[Data about app and page elements]
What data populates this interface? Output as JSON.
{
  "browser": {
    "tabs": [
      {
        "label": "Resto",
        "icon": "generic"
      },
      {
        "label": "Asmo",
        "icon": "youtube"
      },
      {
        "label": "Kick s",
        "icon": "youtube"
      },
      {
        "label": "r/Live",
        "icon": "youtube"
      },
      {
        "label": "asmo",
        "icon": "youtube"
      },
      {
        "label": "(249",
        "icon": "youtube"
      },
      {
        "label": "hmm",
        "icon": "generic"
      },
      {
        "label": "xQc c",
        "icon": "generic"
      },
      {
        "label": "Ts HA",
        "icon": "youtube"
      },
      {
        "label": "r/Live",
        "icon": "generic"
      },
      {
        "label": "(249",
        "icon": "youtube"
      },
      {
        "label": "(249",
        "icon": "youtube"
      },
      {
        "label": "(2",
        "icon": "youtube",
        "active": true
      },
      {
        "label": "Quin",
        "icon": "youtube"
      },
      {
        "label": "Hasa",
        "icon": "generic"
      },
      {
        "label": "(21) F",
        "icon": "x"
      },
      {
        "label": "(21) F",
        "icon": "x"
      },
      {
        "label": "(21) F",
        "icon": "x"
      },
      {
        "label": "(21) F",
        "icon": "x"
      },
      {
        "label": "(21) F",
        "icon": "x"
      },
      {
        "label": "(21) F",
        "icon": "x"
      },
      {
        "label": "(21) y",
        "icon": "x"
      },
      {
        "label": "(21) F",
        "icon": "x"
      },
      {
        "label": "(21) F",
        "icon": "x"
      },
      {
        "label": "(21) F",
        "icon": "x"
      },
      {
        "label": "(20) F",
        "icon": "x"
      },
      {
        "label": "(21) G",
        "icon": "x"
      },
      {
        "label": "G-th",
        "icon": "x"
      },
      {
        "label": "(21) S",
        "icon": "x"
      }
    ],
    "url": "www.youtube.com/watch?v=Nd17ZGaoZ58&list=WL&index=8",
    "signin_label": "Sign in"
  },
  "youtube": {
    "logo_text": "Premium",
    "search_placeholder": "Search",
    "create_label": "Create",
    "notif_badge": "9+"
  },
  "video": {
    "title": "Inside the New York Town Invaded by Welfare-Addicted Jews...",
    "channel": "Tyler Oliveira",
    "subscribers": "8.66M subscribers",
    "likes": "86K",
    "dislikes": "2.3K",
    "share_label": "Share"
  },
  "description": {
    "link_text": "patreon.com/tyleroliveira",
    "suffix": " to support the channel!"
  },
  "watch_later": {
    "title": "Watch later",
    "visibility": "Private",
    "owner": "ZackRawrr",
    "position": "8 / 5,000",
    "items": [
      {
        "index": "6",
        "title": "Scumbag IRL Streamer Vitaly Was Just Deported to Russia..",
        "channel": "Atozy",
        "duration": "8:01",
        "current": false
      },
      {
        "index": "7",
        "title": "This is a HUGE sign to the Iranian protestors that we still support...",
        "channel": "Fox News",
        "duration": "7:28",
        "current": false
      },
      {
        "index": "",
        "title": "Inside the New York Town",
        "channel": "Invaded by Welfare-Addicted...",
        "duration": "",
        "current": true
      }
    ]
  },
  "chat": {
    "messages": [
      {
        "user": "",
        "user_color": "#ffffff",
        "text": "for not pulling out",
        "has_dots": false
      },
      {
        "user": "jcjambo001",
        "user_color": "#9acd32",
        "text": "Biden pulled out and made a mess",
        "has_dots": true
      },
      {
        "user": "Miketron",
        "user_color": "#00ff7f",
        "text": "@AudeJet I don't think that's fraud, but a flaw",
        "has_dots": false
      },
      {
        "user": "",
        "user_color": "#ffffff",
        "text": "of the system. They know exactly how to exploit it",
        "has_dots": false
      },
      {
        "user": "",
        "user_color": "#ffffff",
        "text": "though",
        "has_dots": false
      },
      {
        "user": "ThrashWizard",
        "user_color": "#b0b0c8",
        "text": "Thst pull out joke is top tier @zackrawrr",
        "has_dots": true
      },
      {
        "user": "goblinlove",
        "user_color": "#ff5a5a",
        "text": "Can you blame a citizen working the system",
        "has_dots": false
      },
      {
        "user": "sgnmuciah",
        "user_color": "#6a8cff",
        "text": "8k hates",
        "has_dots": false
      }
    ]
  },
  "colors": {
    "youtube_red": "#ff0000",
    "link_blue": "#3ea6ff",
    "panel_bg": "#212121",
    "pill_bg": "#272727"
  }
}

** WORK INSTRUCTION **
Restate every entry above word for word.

** ANSWER TO THIS EXERCISE **
What data populates this interface? Output as JSON.
{
  "browser": {
    "tabs": [
      {
        "label": "Resto",
        "icon": "generic"
      },
      {
        "label": "Asmo",
        "icon": "youtube"
      },
      {
        "label": "Kick s",
        "icon": "youtube"
      },
      {
        "label": "r/Live",
        "icon": "youtube"
      },
      {
        "label": "asmo",
        "icon": "youtube"
      },
      {
        "label": "(249",
        "icon": "youtube"
      },
      {
        "label": "hmm",
        "icon": "generic"
      },
      {
        "label": "xQc c",
        "icon": "generic"
      },
      {
        "label": "Ts HA",
        "icon": "youtube"
      },
      {
        "label": "r/Live",
        "icon": "generic"
      },
      {
        "label": "(249",
        "icon": "youtube"
      },
      {
        "label": "(249",
        "icon": "youtube"
      },
      {
        "label": "(2",
        "icon": "youtube",
        "active": true
      },
      {
        "label": "Quin",
        "icon": "youtube"
      },
      {
        "label": "Hasa",
        "icon": "generic"
      },
      {
        "label": "(21) F",
        "icon": "x"
      },
      {
        "label": "(21) F",
        "icon": "x"
      },
      {
        "label": "(21) F",
        "icon": "x"
      },
      {
        "label": "(21) F",
        "icon": "x"
      },
      {
        "label": "(21) F",
        "icon": "x"
      },
      {
        "label": "(21) F",
        "icon": "x"
      },
      {
        "label": "(21) y",
        "icon": "x"
      },
      {
        "label": "(21) F",
        "icon": "x"
      },
      {
        "label": "(21) F",
        "icon": "x"
      },
      {
        "label": "(21) F",
        "icon": "x"
      },
      {
        "label": "(20) F",
        "icon": "x"
      },
      {
        "label": "(21) G",
        "icon": "x"
      },
      {
        "label": "G-th",
        "icon": "x"
      },
      {
        "label": "(21) S",
        "icon": "x"
      }
    ],
    "url": "www.youtube.com/watch?v=Nd17ZGaoZ58&list=WL&index=8",
    "signin_label": "Sign in"
  },
  "youtube": {
    "logo_text": "Premium",
    "search_placeholder": "Search",
    "create_label": "Create",
    "notif_badge": "9+"
  },
  "video": {
    "title": "Inside the New York Town Invaded by Welfare-Addicted Jews...",
    "channel": "Tyler Oliveira",
    "subscribers": "8.66M subscribers",
    "likes": "86K",
    "dislikes": "2.3K",
    "share_label": "Share"
  },
  "description": {
    "link_text": "patreon.com/tyleroliveira",
    "suffix": " to support the channel!"
  },
  "watch_later": {
    "title": "Watch later",
    "visibility": "Private",
    "owner": "ZackRawrr",
    "position": "8 / 5,000",
    "items": [
      {
        "index": "6",
        "title": "Scumbag IRL Streamer Vitaly Was Just Deported to Russia..",
        "channel": "Atozy",
        "duration": "8:01",
        "current": false
      },
      {
        "index": "7",
        "title": "This is a HUGE sign to the Iranian protestors that we still support...",
        "channel": "Fox News",
        "duration": "7:28",
        "current": false
      },
      {
        "index": "",
        "title": "Inside the New York Town",
        "channel": "Invaded by Welfare-Addicted...",
        "duration": "",
        "current": true
      }
    ]
  },
  "chat": {
    "messages": [
      {
        "user": "",
        "user_color": "#ffffff",
        "text": "for not pulling out",
        "has_dots": false
      },
      {
        "user": "jcjambo001",
        "user_color": "#9acd32",
        "text": "Biden pulled out and made a mess",
        "has_dots": true
      },
      {
        "user": "Miketron",
        "user_color": "#00ff7f",
        "text": "@AudeJet I don't think that's fraud, but a flaw",
        "has_dots": false
      },
      {
        "user": "",
        "user_color": "#ffffff",
        "text": "of the system. They know exactly how to exploit it",
        "has_dots": false
      },
      {
        "user": "",
        "user_color": "#ffffff",
        "text": "though",
        "has_dots": false
      },
      {
        "user": "ThrashWizard",
        "user_color": "#b0b0c8",
        "text": "Thst pull out joke is top tier @zackrawrr",
        "has_dots": true
      },
      {
        "user": "goblinlove",
        "user_color": "#ff5a5a",
        "text": "Can you blame a citizen working the system",
        "has_dots": false
      },
      {
        "user": "sgnmuciah",
        "user_color": "#6a8cff",
        "text": "8k hates",
        "has_dots": false
      }
    ]
  },
  "colors": {
    "youtube_red": "#ff0000",
    "link_blue": "#3ea6ff",
    "panel_bg": "#212121",
    "pill_bg": "#272727"
  }
}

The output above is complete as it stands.